After the second day of GRUB, Beth suggested we all head over to the river for a quick dip. She had hoped we would quick dip yesterday instead of, say, showering at the cabin and using up the water at the cabins. We had a few starts and stops, but ended up at the creek just downstream of the 6th St. Bridge. Not the cleanest of spots, but definitely convenient.

When we arrived, a small group of drunken college boys were flirting with a small group of college girls. And when I say flirting, I mean taunting, catcalling, insulting, and throwing flip flops and dirt clods at them. What passes for flirting these days would most likely have been called assault and battery when I was in college.

Kris and I arrived, and wandered past the mating ritual, down the path to the creek edge. We stood at the stop of the rocks, watching our teammates enter the waterm laughing at the frigid water.

As we stood there, a ball of wet sand came flying at our heads, hitting Kris in the hat, and landing on my shoulders with a wet splat. I turned in anger, as Kris asked, "What the hell?" I knew who threw the ball of sand, having seen the guy throwing earlier, and hollered at the top of my lungs, "You can cut that shit out. Right. Now." They looked a little sheepish, but made no acknowledgement of my yell.

I turned to walk back to the bridge, as Kris did. He continued to the car, as I stopped to tell various teammates who were just arriving what had happened. Dan O cajoled the punks, "Not cool, guys, not cool."

I followed Kris to the car, made sure he was okay, then pulled out my cell phone. I was sufficiently annoyed that a call to the police was in order. 411 worked just fine, and I was connected to the Boulder policy in under a minute. Unfortunately, I made the mistake of walking around as I made the call, and one of the hoodlums saw me talking on the phone while looking at them. They scattered out of the water. Even more tragically, they scattered onto the shore between the cars and the water. Rather than leaving, they hovered, never quite leaving us alone.

After about 10 minutes of trying to relax, I gave up, and walked back to the car. Kris had the trunk open and was arranging things, but I thought he was sleeping in the car and had forgotten to close the trunk. Kris suggested ice cream, so off we went to the Haagen Dazs on Pearl St. My months and months of travelling to Boulder were not for naught!

We arrived back at ye ole watering hole just as everyone was driving away to go to dinner. At dinner, I found out that not only had the hoodlums returned to the water, but had taken up throwing sand clods at our group. One hit Roshan in the head. Another tried "cock fighting puffery" as Mark said, to start a fight. Mark's thought was, "Dude, I'm holding a baby!" Mirabelle would have kicked their collective ass, of course.

Doyle's response was my favorite: "Uh, you know, we roll twenty strong."

Having heard the hoodlums came back to make trouble for my friends because of my actions (ultimately because of their own actions, but pushed along by mine), I was a little sad.
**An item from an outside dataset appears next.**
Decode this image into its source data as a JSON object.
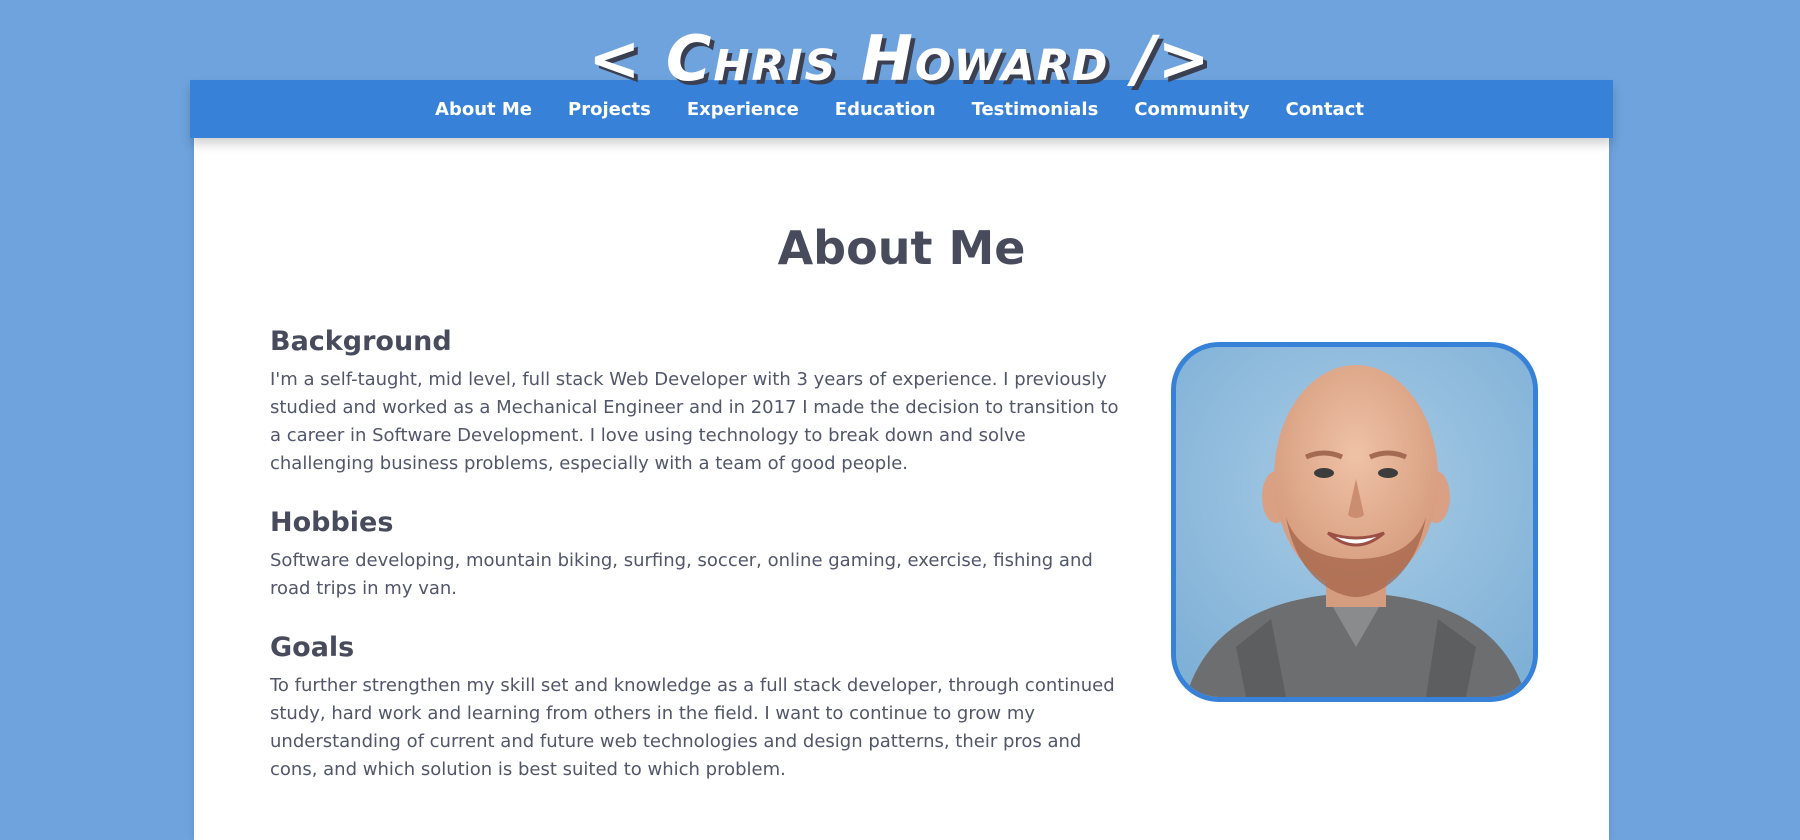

I don't want to cause trouble for my friends, especially during these moments of starting to live without fear stopping me. All actions have consequences, I just need to make sure I think of them before I take a stand.

The bummer of the whole situation was, however, realizing I lost $20 when taking out my cell phone to call the police. I had a bill tucked in the phone case. It fell out when I made the call. Sigh.